A great concern among piano teachers is how to get their students to practice – daily.
But how many piano teachers actually spend time practicing? I do not have any statistics, but my guess is not many. Two years ago I challenged myself to play 12 scales and a new sonata or sonatina everyday – for 30 days. I loved every moment of it. And after the 30 days, I stopped. Oh, I have practiced here and there, but not daily. Not in the manner that I ask my students to practice. Should I call myself a hypocrite? A person who acts in contradiction to his or her stated beliefs or feelings?
Inspired by Andrea’s Resolutions for Piano Teachers I want to commit to number…
4. Set aside a total of 60 minutes a week to practice…yes, YOU!
“This sounds easy… but it isn’t always! Set your alarm a bit earlier, turn off the TV a little sooner… do whatever it takes to steal some serious (yet do-able) “me” time on the piano. Start a binder of music you love to play so it is immediately at your fingertips and just enjoy making music for no other reason than personal pleasure. AND… commit to playing at least 3 different genres of music. Add jazz, pop, blues… change up your regular repertoire and watch your own musicality grow.”
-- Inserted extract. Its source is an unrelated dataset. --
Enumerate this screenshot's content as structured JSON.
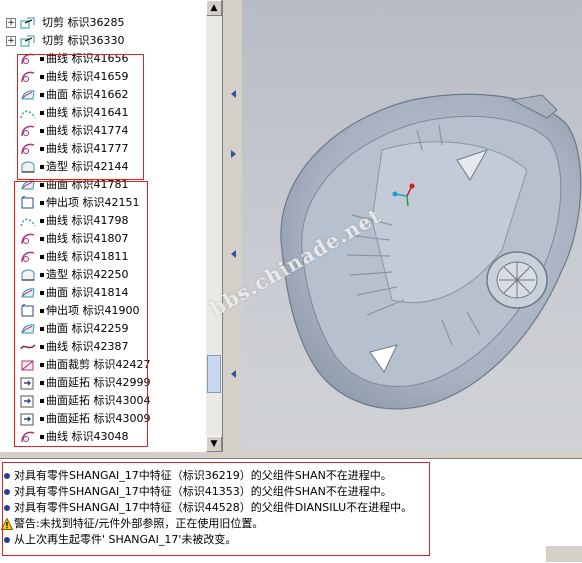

Between bookkeeping cleaning, organizing, planning, emails, scheduling, paying bills, reading, learning, advertising, Unmarketing and so much more we do as Independent Piano teachers (plus what needs to be done at home…), the piano is only involved when a student walks through the door. Does this only happen to me?
I’ve lost my touch at the piano. I used to be able to make it sound exactly the way I wanted to. Now, all I hear is twaddle. Is it possible to twaddle while playing Bach? You better believe it.
This time my practice will not be just for 30 days. This time I am eliminating many things on my To-Do list and carving out time to spend at the piano – daily.
This piano teacher does not want to be a hypocrite anymore!
Care to join me?